-- Dataset records follows --
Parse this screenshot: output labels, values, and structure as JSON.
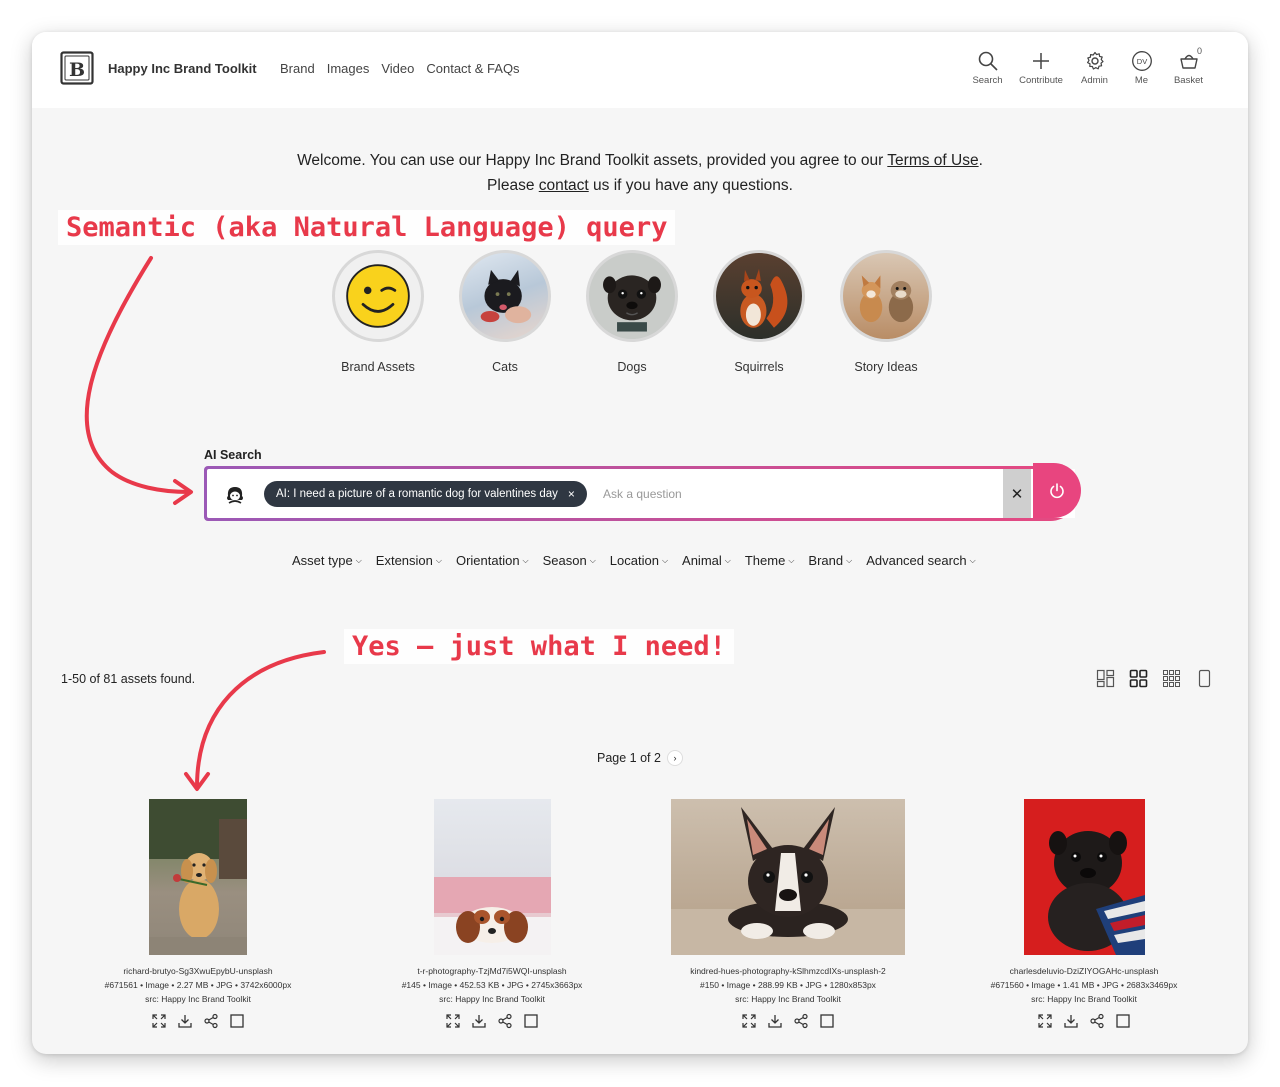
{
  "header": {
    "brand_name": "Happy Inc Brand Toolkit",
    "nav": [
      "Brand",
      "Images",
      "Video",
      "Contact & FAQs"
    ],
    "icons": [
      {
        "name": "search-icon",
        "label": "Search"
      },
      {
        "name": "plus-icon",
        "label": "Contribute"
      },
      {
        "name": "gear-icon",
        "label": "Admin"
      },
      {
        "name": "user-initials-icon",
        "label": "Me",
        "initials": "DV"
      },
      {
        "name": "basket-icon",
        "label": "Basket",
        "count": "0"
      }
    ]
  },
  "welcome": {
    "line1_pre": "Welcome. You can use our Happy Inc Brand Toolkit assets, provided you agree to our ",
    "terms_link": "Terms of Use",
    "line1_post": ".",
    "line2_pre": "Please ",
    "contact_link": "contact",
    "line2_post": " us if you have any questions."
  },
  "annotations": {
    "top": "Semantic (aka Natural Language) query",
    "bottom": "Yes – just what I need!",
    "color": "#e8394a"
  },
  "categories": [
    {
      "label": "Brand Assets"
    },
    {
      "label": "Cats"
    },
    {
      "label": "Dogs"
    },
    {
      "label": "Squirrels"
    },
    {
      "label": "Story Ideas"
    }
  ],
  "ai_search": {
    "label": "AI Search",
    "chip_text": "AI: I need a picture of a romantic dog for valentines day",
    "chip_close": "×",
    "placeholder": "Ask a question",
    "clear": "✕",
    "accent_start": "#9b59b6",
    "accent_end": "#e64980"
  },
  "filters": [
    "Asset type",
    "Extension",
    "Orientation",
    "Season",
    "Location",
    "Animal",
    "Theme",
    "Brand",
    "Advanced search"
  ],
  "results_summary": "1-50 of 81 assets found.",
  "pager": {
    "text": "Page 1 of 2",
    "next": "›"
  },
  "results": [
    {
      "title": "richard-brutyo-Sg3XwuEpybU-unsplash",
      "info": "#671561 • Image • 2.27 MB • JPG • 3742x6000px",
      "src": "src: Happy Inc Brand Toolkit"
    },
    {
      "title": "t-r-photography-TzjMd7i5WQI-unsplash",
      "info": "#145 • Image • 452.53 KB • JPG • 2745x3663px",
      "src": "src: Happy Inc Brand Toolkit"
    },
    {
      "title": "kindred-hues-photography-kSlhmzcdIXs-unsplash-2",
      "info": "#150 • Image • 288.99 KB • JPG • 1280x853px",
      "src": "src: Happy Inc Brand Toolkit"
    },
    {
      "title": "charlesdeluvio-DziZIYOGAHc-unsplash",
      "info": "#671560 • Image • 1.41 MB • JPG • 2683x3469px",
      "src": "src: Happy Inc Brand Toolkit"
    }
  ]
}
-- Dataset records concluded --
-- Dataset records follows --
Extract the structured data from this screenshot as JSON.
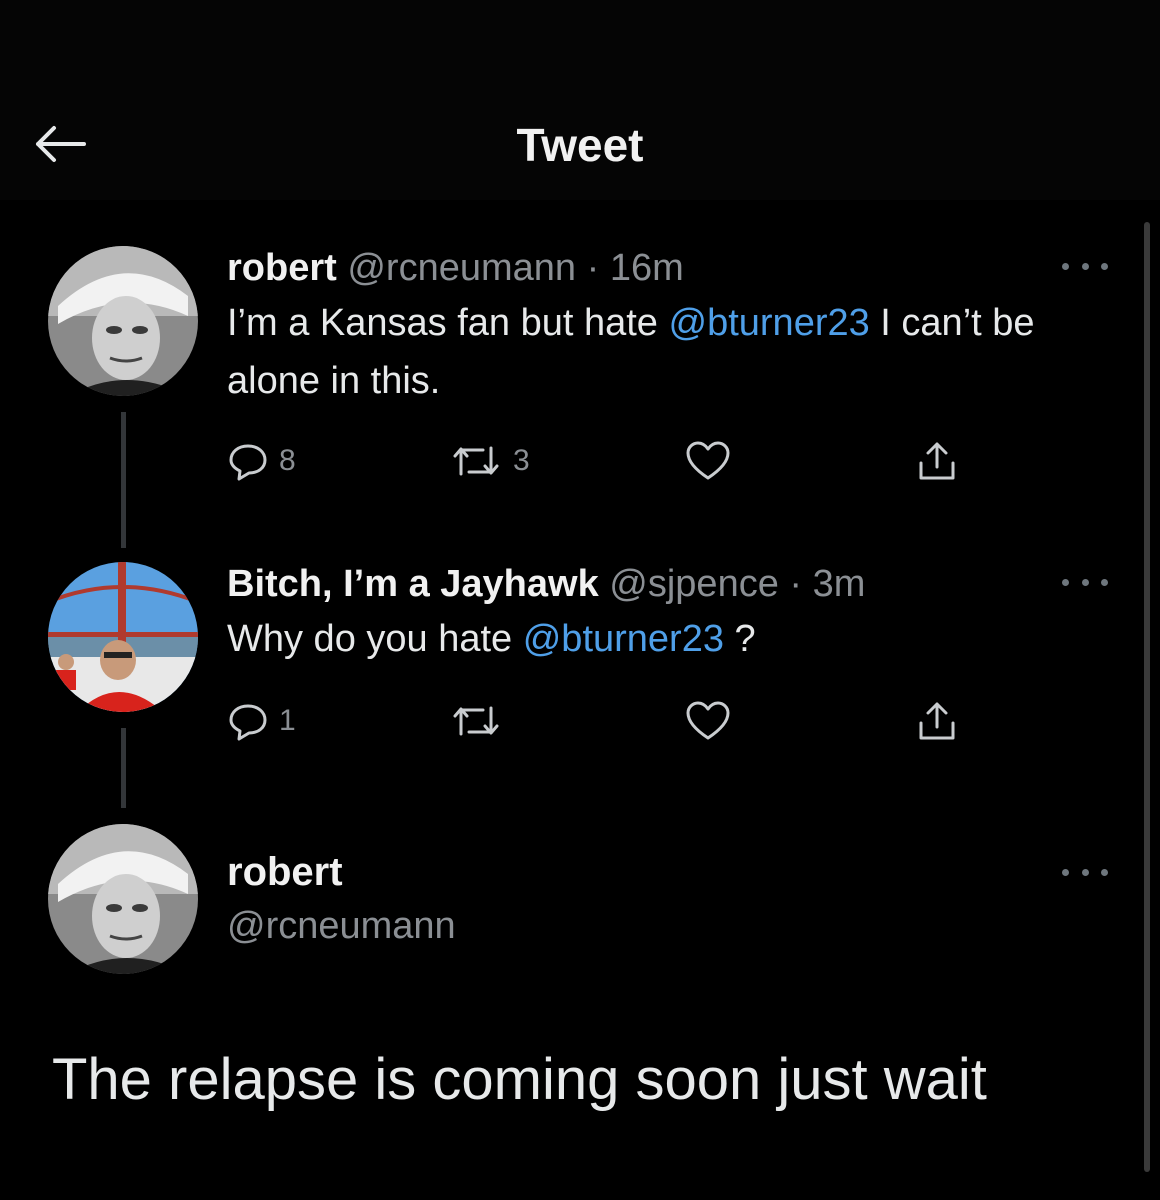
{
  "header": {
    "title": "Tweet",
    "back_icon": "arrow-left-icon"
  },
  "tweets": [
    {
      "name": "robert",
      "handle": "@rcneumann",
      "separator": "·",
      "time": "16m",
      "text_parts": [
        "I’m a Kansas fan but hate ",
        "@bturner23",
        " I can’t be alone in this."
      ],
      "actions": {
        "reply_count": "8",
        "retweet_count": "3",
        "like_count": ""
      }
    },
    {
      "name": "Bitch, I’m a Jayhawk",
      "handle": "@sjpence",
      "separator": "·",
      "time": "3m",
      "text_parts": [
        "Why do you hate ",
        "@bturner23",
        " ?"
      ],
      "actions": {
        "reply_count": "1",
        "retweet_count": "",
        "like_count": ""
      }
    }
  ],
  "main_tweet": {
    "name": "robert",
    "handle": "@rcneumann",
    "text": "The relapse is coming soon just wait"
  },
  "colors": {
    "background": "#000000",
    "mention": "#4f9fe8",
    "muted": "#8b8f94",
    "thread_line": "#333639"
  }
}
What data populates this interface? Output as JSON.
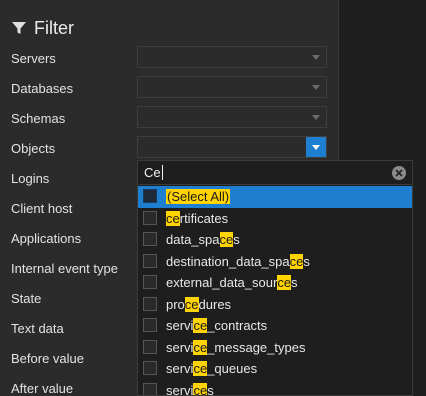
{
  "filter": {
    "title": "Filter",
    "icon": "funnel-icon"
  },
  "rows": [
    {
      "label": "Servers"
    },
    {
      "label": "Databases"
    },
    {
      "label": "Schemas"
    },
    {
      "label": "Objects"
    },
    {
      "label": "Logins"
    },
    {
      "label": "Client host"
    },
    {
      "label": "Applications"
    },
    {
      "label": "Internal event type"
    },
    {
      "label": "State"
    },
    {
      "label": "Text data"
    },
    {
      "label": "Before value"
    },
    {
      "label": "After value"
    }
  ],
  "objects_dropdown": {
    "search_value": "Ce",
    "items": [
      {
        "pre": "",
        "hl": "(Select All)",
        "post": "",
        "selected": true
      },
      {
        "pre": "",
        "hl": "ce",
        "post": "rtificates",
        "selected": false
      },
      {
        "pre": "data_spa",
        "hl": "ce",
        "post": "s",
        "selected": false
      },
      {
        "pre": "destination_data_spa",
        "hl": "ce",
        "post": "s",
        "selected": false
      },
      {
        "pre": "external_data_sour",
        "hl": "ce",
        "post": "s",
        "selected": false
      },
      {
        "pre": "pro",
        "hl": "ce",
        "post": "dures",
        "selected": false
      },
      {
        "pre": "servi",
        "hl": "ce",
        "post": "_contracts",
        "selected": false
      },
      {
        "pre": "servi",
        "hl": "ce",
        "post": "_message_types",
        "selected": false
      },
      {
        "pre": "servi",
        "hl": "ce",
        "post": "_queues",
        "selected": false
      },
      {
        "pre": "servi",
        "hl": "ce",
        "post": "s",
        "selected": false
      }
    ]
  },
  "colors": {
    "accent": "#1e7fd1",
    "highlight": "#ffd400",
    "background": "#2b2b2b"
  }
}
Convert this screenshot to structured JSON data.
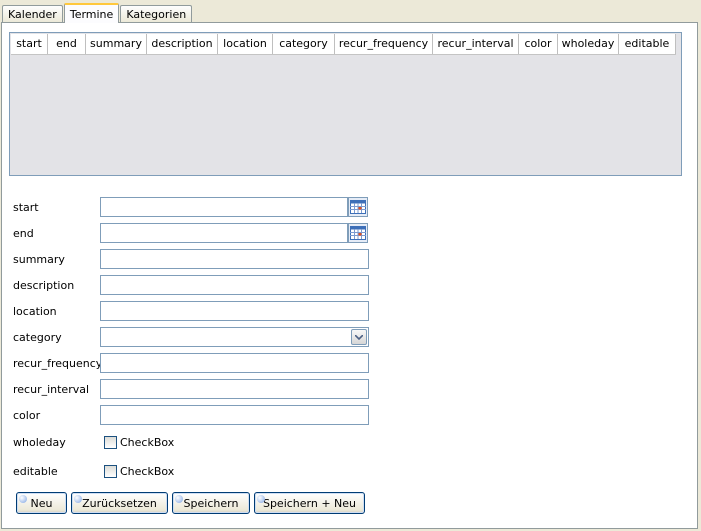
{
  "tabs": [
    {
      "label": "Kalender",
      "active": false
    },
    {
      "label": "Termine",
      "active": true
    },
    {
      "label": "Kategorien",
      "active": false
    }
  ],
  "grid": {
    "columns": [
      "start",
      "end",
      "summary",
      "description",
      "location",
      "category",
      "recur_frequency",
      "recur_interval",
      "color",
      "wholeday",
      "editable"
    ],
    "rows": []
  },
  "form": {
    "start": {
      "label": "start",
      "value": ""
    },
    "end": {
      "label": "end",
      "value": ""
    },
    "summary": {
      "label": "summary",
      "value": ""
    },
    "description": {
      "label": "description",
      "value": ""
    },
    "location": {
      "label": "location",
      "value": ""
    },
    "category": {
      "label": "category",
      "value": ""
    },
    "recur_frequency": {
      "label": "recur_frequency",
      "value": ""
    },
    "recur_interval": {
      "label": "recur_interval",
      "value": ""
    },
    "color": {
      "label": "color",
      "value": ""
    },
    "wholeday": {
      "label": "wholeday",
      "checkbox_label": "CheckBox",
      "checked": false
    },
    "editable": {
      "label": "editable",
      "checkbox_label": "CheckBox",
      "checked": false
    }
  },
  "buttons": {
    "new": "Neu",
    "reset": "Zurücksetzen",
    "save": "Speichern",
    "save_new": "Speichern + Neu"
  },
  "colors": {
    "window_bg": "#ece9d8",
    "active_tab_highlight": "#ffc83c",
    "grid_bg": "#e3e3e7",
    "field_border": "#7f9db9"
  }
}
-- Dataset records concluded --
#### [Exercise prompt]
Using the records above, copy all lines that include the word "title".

#### [Response area]
      "title": "richard-brutyo-Sg3XwuEpybU-unsplash",
      "title": "t-r-photography-TzjMd7i5WQI-unsplash",
      "title": "kindred-hues-photography-kSlhmzcdIXs-unsplash-2",
      "title": "charlesdeluvio-DziZIYOGAHc-unsplash",
    "title": "Tweet",
    "title": "Filter",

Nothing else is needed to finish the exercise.